Hawaii filed an emergency motion Thursday asking a federal judge to clarify that the administration cannot enforce the ban against fiancés or relatives not defined by the administration guidelines.
U.S. District Judge Derrick Watson did not immediately issue a ruling.
The U.N. refugee agency says it hopes for a "generous approach" from the United States as the Trump administration adjusts U.S. refugee resettlement policies.
Spokesman William Spindler of UNHCR noted the U.S. "tradition of generosity toward those fleeing war and persecution" after the administration set new criteria for visa applicants from six mostly Muslim nations and all refugees.
International aid agencies like UNHCR have been seeking new details about the changes after the U.S. Supreme Court partially restored a travel ban sought by the administration.
Spindler said the U.S., like any country, can screen applicants for resettlement and set criteria for entry like language skills or family ties. He said resettlement is reserved for the most vulnerable people, like at-risk women and girls, people with acute medical conditions or torture victims.
Spindler said the United States, even if it takes in 50,000 refugees this year, would remain the world leader in resettlement. Turkey has taken in the most refugees overall, at more than 3 million people — many from neighboring Syria.

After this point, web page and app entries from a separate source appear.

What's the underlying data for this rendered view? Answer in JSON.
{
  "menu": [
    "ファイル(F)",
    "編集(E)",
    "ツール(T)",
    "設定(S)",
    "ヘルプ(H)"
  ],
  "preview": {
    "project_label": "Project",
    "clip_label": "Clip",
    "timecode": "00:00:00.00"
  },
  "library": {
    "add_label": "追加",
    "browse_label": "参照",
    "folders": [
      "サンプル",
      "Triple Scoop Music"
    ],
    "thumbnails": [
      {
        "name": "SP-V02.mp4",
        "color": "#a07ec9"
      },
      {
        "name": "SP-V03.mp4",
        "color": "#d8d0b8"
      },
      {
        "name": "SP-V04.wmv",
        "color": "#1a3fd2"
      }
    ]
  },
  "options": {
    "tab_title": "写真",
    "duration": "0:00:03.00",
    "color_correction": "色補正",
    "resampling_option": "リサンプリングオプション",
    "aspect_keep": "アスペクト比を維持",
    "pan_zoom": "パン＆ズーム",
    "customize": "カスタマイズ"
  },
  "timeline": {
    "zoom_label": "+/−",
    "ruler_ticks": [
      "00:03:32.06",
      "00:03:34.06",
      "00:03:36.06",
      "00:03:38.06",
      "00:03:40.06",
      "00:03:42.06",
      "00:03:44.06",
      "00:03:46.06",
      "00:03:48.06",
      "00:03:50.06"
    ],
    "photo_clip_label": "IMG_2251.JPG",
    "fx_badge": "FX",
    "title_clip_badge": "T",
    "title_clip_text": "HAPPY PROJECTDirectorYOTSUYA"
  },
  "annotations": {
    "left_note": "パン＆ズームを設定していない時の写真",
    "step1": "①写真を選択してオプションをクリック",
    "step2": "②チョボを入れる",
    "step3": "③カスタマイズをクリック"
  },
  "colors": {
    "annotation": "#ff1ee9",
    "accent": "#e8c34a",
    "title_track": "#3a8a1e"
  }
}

There have been no major problems reported at airports around the world, in the hours since the Trump administration announced new guidelines for visa applicants from six mostly Muslim nations. Travelers will be required to show they have a close family or business tie to the United States.

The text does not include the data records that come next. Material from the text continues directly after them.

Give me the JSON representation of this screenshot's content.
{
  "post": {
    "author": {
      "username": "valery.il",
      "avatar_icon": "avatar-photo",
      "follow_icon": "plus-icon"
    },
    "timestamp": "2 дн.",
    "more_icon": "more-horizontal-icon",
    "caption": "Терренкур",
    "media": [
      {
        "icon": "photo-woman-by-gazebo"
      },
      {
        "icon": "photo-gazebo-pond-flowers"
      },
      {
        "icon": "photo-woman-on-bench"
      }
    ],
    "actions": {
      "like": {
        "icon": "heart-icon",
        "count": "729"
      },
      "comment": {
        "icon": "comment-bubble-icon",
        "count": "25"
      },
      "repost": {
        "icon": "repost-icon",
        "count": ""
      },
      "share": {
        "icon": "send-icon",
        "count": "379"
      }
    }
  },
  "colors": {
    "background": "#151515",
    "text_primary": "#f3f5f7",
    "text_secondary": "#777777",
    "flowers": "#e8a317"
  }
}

Visas that have already been approved will not be revoked. That should help avoid the chaos that accompanied the initial travel ban, when travelers with previously-approved visas were kept off flights or denied entry on arrival in the United States.

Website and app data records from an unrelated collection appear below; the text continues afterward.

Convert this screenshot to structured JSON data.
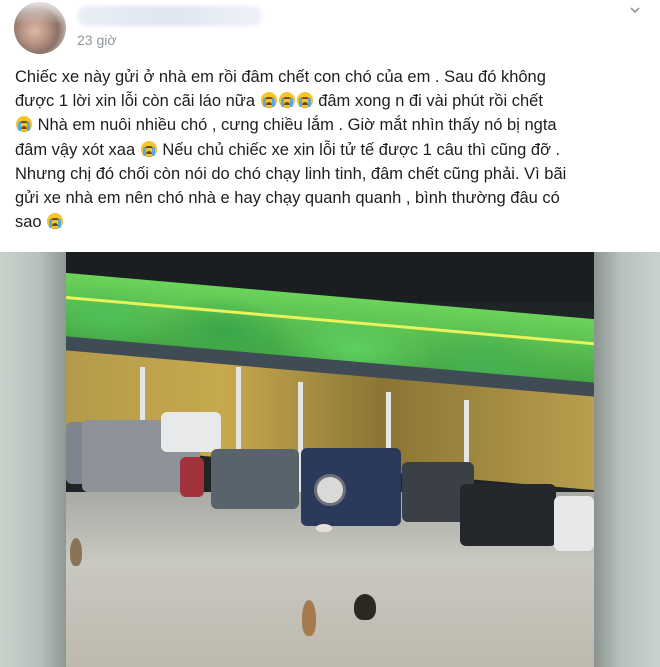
{
  "post": {
    "author_name": "",
    "timestamp": "23 giờ",
    "menu_icon": "chevron-down-icon",
    "text_lines": [
      "Chiếc xe này gửi ở nhà em rồi đâm chết con chó của em . Sau đó không",
      "được 1 lời xin lỗi còn cãi láo nữa",
      "đâm xong n đi vài phút rồi chết",
      "Nhà em nuôi nhiều chó , cưng chiều lắm . Giờ mắt nhìn thấy nó bị ngta",
      "đâm vậy xót xaa",
      "Nếu chủ chiếc xe xin lỗi tử tế được 1 câu thì cũng đỡ .",
      "Nhưng chị đó chối còn nói do chó chạy linh tinh, đâm chết cũng phải. Vì bãi",
      "gửi xe nhà em nên chó nhà e hay chạy quanh quanh , bình thường đâu có",
      "sao"
    ],
    "emoji_name": "loudly-crying-face-icon"
  },
  "video": {
    "description_icon": "video-thumbnail",
    "colors": {
      "trees": "#4fbf59",
      "shed": "#c7a94d",
      "ground": "#c9c8c1"
    }
  }
}
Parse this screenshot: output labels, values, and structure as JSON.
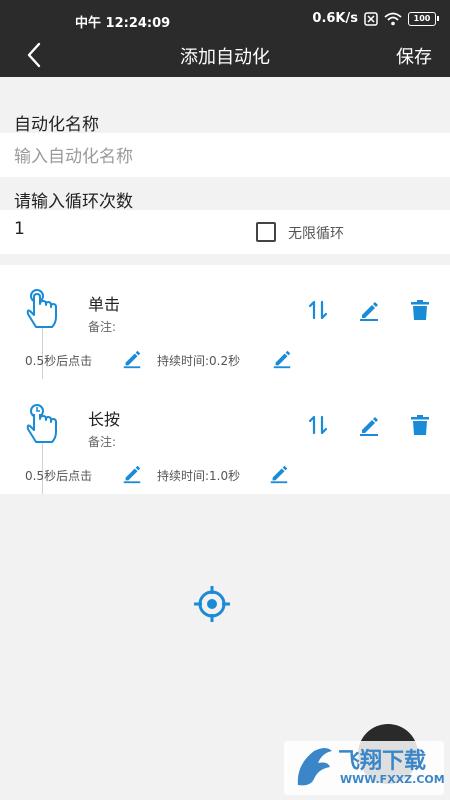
{
  "status": {
    "time": "中午 12:24:09",
    "speed": "0.6K/s",
    "battery": "100"
  },
  "nav": {
    "title": "添加自动化",
    "save_label": "保存"
  },
  "form": {
    "name_label": "自动化名称",
    "name_placeholder": "输入自动化名称",
    "name_value": "",
    "loop_label": "请输入循环次数",
    "loop_value": "1",
    "infinite_label": "无限循环",
    "infinite_checked": false
  },
  "steps": [
    {
      "name": "单击",
      "note": "备注:",
      "delay": "0.5秒后点击",
      "duration": "持续时间:0.2秒",
      "icon": "tap-hand-icon"
    },
    {
      "name": "长按",
      "note": "备注:",
      "delay": "0.5秒后点击",
      "duration": "持续时间:1.0秒",
      "icon": "long-press-hand-icon"
    }
  ],
  "colors": {
    "accent": "#1a8bd6",
    "header": "#2b2b2b"
  },
  "watermark": {
    "main": "飞翔下载",
    "sub": "WWW.FXXZ.COM"
  }
}
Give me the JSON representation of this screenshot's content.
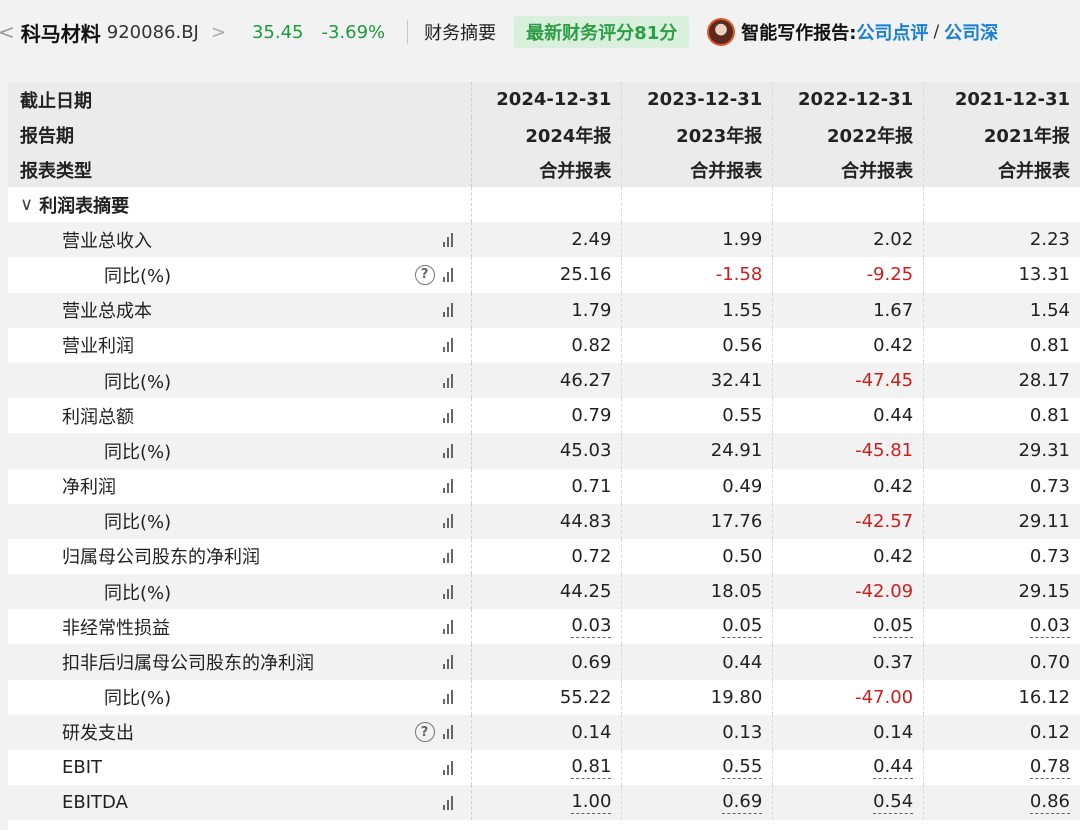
{
  "header": {
    "back_glyph": "<",
    "stock_name": "科马材料",
    "stock_code": "920086.BJ",
    "code_chevron": ">",
    "price": "35.45",
    "change_pct": "-3.69%",
    "section_label": "财务摘要",
    "score_badge": "最新财务评分81分",
    "ai_report_label": "智能写作报告:",
    "ai_link_1": "公司点评",
    "ai_slash": "/",
    "ai_link_2": "公司深",
    "price_color": "#1e9a3c",
    "link_color": "#1a7fd4"
  },
  "table": {
    "header_rows": [
      {
        "label": "截止日期",
        "values": [
          "2024-12-31",
          "2023-12-31",
          "2022-12-31",
          "2021-12-31"
        ]
      },
      {
        "label": "报告期",
        "values": [
          "2024年报",
          "2023年报",
          "2022年报",
          "2021年报"
        ]
      },
      {
        "label": "报表类型",
        "values": [
          "合并报表",
          "合并报表",
          "合并报表",
          "合并报表"
        ]
      }
    ],
    "section": {
      "chevron": "∨",
      "label": "利润表摘要"
    },
    "rows": [
      {
        "label": "营业总收入",
        "values": [
          "2.49",
          "1.99",
          "2.02",
          "2.23"
        ]
      },
      {
        "label": "同比(%)",
        "values": [
          "25.16",
          "-1.58",
          "-9.25",
          "13.31"
        ]
      },
      {
        "label": "营业总成本",
        "values": [
          "1.79",
          "1.55",
          "1.67",
          "1.54"
        ]
      },
      {
        "label": "营业利润",
        "values": [
          "0.82",
          "0.56",
          "0.42",
          "0.81"
        ]
      },
      {
        "label": "同比(%)",
        "values": [
          "46.27",
          "32.41",
          "-47.45",
          "28.17"
        ]
      },
      {
        "label": "利润总额",
        "values": [
          "0.79",
          "0.55",
          "0.44",
          "0.81"
        ]
      },
      {
        "label": "同比(%)",
        "values": [
          "45.03",
          "24.91",
          "-45.81",
          "29.31"
        ]
      },
      {
        "label": "净利润",
        "values": [
          "0.71",
          "0.49",
          "0.42",
          "0.73"
        ]
      },
      {
        "label": "同比(%)",
        "values": [
          "44.83",
          "17.76",
          "-42.57",
          "29.11"
        ]
      },
      {
        "label": "归属母公司股东的净利润",
        "values": [
          "0.72",
          "0.50",
          "0.42",
          "0.73"
        ]
      },
      {
        "label": "同比(%)",
        "values": [
          "44.25",
          "18.05",
          "-42.09",
          "29.15"
        ]
      },
      {
        "label": "非经常性损益",
        "values": [
          "0.03",
          "0.05",
          "0.05",
          "0.03"
        ]
      },
      {
        "label": "扣非后归属母公司股东的净利润",
        "values": [
          "0.69",
          "0.44",
          "0.37",
          "0.70"
        ]
      },
      {
        "label": "同比(%)",
        "values": [
          "55.22",
          "19.80",
          "-47.00",
          "16.12"
        ]
      },
      {
        "label": "研发支出",
        "values": [
          "0.14",
          "0.13",
          "0.14",
          "0.12"
        ]
      },
      {
        "label": "EBIT",
        "values": [
          "0.81",
          "0.55",
          "0.44",
          "0.78"
        ]
      },
      {
        "label": "EBITDA",
        "values": [
          "1.00",
          "0.69",
          "0.54",
          "0.86"
        ]
      }
    ],
    "help_glyph": "?",
    "negative_color": "#d21c1c"
  }
}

The Supreme Court this week partially restored President Donald Trump's executive order that had been widely criticized as a ban on Muslims.
The Middle East's biggest airline says its flights to the United States are operating as normal as new travel guidelines come into effect for travelers for six mainly Muslim nations.
Dubai-based Emirates said in response to questions on the travel ban Thursday that it "remains guided by the US Customs and Border Protection on this matter."
The carrier reminded passengers that they "must possess the appropriate travel documents, including a valid US entry visa, in order to travel."
Emirates in April announced it was reducing flights to the U.S. because of a drop in demand linked to tougher security and proposed visa measures. It flies from Dubai to 12 U.S. destinations, including New York, Los Angeles, Chicago and Houston.
Also, an official at the Beirut airport says Lebanon's Middle East Airlines carrier has not received any new guidelines yet and they're operating as normal.
The official spoke on condition of anonymity as he was not authorized to talk to media. MEA does not operate direct flights to the United States but is used by many Syrians who travel to the U.S. via MEA with a stopover in Europe.
—Zeina Karam in Beirut.
The guidelines are getting clearer on a travel ban partially restored by the U.S. Supreme Court.
The Trump administration has set new criteria for visa applicants from six mainly Muslim nations and all refugees that require a "close" family or business tie to the United States. The move comes after the court partially restored President Donald Trump's executive order that was widely criticized as a ban on Muslims.
Visas that have already been approved will not be revoked.
But instructions issued by the State Department on Wednesday said that new applicants from Syria, Sudan, Somalia, Libya, Iran and Yemen must prove a relationship with a parent, spouse, child, adult son or daughter, son-in-law, daughter-in-law or sibling already in the United States to be eligible. The same requirement, with some exceptions, holds for would-be refugees from all nations that are still awaiting approval for admission to the U.S.